» **THE TASK**:
An unchanged copy of every record below, without pictures, is the goal.

» **DATA EXCERPTS**:
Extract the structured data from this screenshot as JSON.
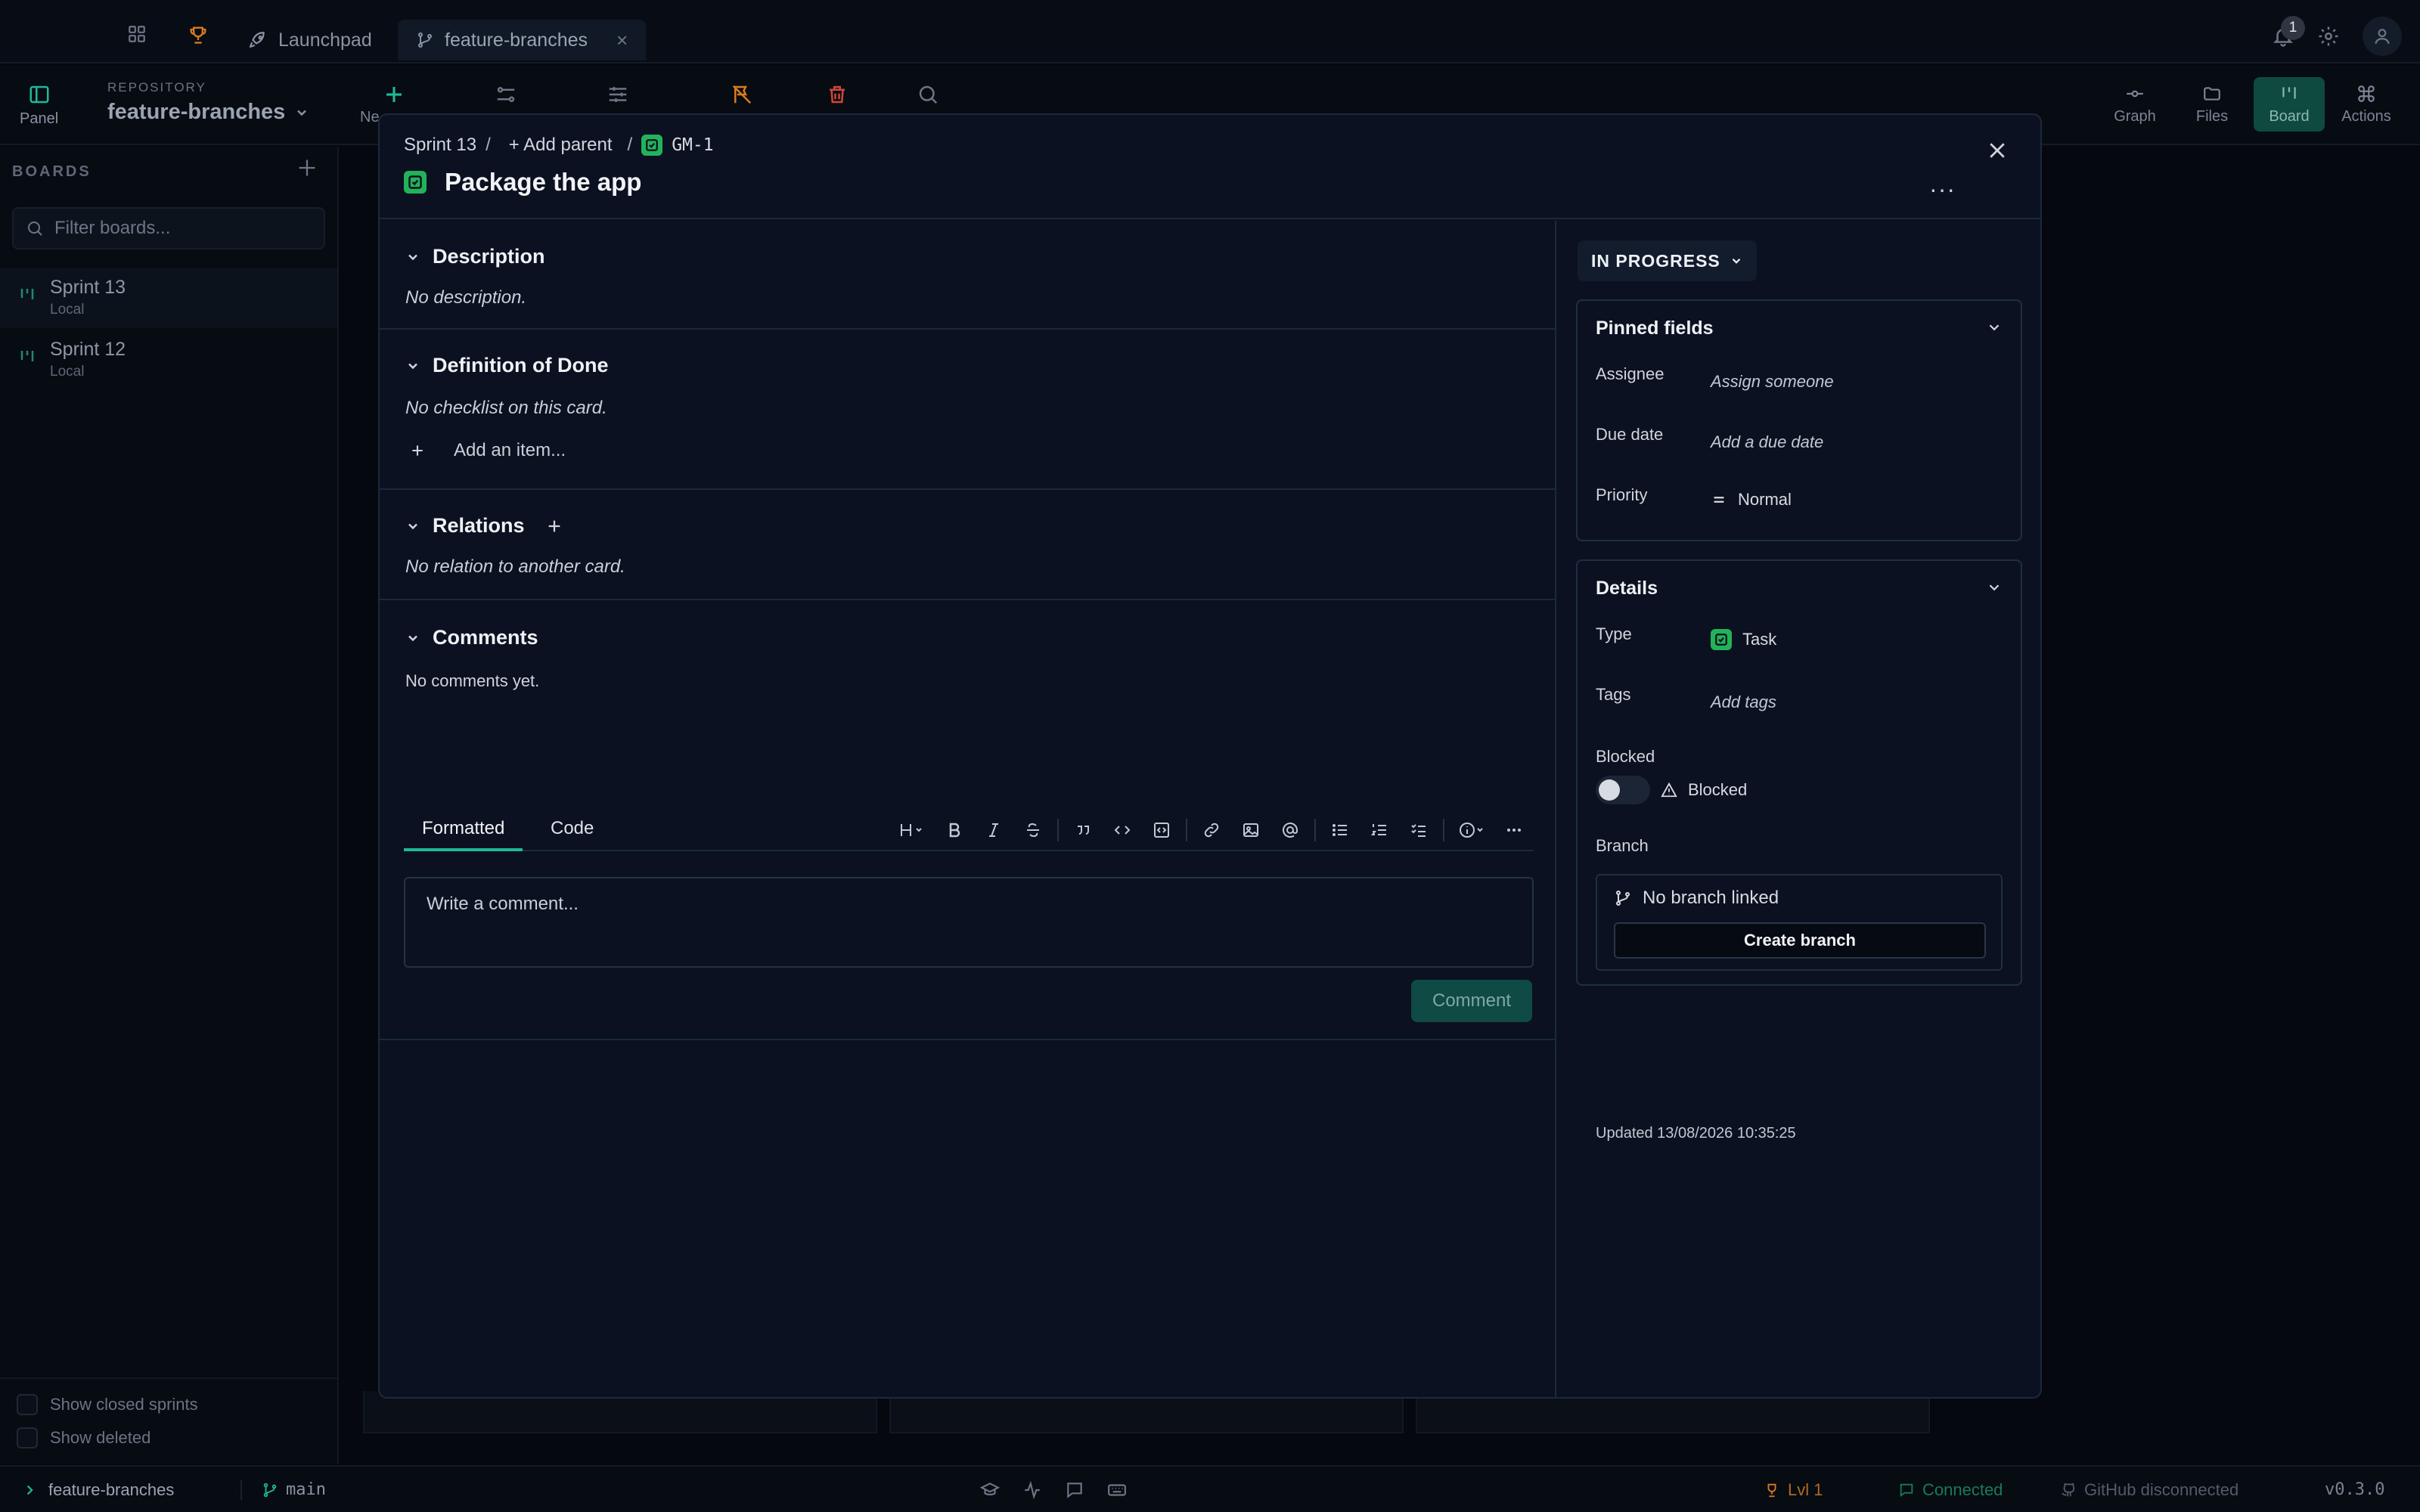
{
  "tabbar": {
    "tabs": [
      {
        "label": "Launchpad"
      },
      {
        "label": "feature-branches"
      }
    ],
    "close_glyph": "×",
    "notification_count": "1"
  },
  "toolbar": {
    "panel_label": "Panel",
    "repo_label": "REPOSITORY",
    "repo_name": "feature-branches",
    "new_label_partial": "Ne",
    "right_nav": [
      {
        "label": "Graph",
        "icon": "graph-icon"
      },
      {
        "label": "Files",
        "icon": "folder-icon"
      },
      {
        "label": "Board",
        "icon": "board-icon",
        "active": true
      },
      {
        "label": "Actions",
        "icon": "command-icon"
      }
    ]
  },
  "sidebar": {
    "heading": "BOARDS",
    "filter_placeholder": "Filter boards...",
    "boards": [
      {
        "title": "Sprint 13",
        "subtitle": "Local"
      },
      {
        "title": "Sprint 12",
        "subtitle": "Local"
      }
    ],
    "show_closed": "Show closed sprints",
    "show_deleted": "Show deleted"
  },
  "statusbar": {
    "repo": "feature-branches",
    "branch": "main",
    "level": "Lvl 1",
    "connection": "Connected",
    "github": "GitHub disconnected",
    "version": "v0.3.0"
  },
  "modal": {
    "breadcrumb": {
      "sprint": "Sprint 13",
      "sep": "/",
      "add_parent": "+ Add parent",
      "key": "GM-1"
    },
    "title": "Package the app",
    "more_glyph": "···",
    "description": {
      "title": "Description",
      "empty": "No description."
    },
    "dod": {
      "title": "Definition of Done",
      "empty": "No checklist on this card.",
      "add": "Add an item..."
    },
    "relations": {
      "title": "Relations",
      "empty": "No relation to another card."
    },
    "comments": {
      "title": "Comments",
      "empty": "No comments yet.",
      "tab_formatted": "Formatted",
      "tab_code": "Code",
      "placeholder": "Write a comment...",
      "submit": "Comment"
    },
    "status": "IN PROGRESS",
    "pinned": {
      "title": "Pinned fields",
      "assignee_label": "Assignee",
      "assignee_value": "Assign someone",
      "due_label": "Due date",
      "due_value": "Add a due date",
      "priority_label": "Priority",
      "priority_value": "Normal"
    },
    "details": {
      "title": "Details",
      "type_label": "Type",
      "type_value": "Task",
      "tags_label": "Tags",
      "tags_value": "Add tags",
      "blocked_label": "Blocked",
      "blocked_toggle": "Blocked",
      "branch_label": "Branch",
      "no_branch": "No branch linked",
      "create_branch": "Create branch"
    },
    "updated": "Updated 13/08/2026 10:35:25"
  },
  "colors": {
    "accent": "#1fb89a",
    "task_green": "#22b35a",
    "danger": "#d0453a",
    "warn": "#d97a1e"
  }
}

» **SOLVED PROBLEM**:
Extract the structured data from this screenshot as JSON.
{
  "tabbar": {
    "tabs": [
      {
        "label": "Launchpad"
      },
      {
        "label": "feature-branches"
      }
    ],
    "close_glyph": "×",
    "notification_count": "1"
  },
  "toolbar": {
    "panel_label": "Panel",
    "repo_label": "REPOSITORY",
    "repo_name": "feature-branches",
    "new_label_partial": "Ne",
    "right_nav": [
      {
        "label": "Graph",
        "icon": "graph-icon"
      },
      {
        "label": "Files",
        "icon": "folder-icon"
      },
      {
        "label": "Board",
        "icon": "board-icon",
        "active": true
      },
      {
        "label": "Actions",
        "icon": "command-icon"
      }
    ]
  },
  "sidebar": {
    "heading": "BOARDS",
    "filter_placeholder": "Filter boards...",
    "boards": [
      {
        "title": "Sprint 13",
        "subtitle": "Local"
      },
      {
        "title": "Sprint 12",
        "subtitle": "Local"
      }
    ],
    "show_closed": "Show closed sprints",
    "show_deleted": "Show deleted"
  },
  "statusbar": {
    "repo": "feature-branches",
    "branch": "main",
    "level": "Lvl 1",
    "connection": "Connected",
    "github": "GitHub disconnected",
    "version": "v0.3.0"
  },
  "modal": {
    "breadcrumb": {
      "sprint": "Sprint 13",
      "sep": "/",
      "add_parent": "+ Add parent",
      "key": "GM-1"
    },
    "title": "Package the app",
    "more_glyph": "···",
    "description": {
      "title": "Description",
      "empty": "No description."
    },
    "dod": {
      "title": "Definition of Done",
      "empty": "No checklist on this card.",
      "add": "Add an item..."
    },
    "relations": {
      "title": "Relations",
      "empty": "No relation to another card."
    },
    "comments": {
      "title": "Comments",
      "empty": "No comments yet.",
      "tab_formatted": "Formatted",
      "tab_code": "Code",
      "placeholder": "Write a comment...",
      "submit": "Comment"
    },
    "status": "IN PROGRESS",
    "pinned": {
      "title": "Pinned fields",
      "assignee_label": "Assignee",
      "assignee_value": "Assign someone",
      "due_label": "Due date",
      "due_value": "Add a due date",
      "priority_label": "Priority",
      "priority_value": "Normal"
    },
    "details": {
      "title": "Details",
      "type_label": "Type",
      "type_value": "Task",
      "tags_label": "Tags",
      "tags_value": "Add tags",
      "blocked_label": "Blocked",
      "blocked_toggle": "Blocked",
      "branch_label": "Branch",
      "no_branch": "No branch linked",
      "create_branch": "Create branch"
    },
    "updated": "Updated 13/08/2026 10:35:25"
  },
  "colors": {
    "accent": "#1fb89a",
    "task_green": "#22b35a",
    "danger": "#d0453a",
    "warn": "#d97a1e"
  }
}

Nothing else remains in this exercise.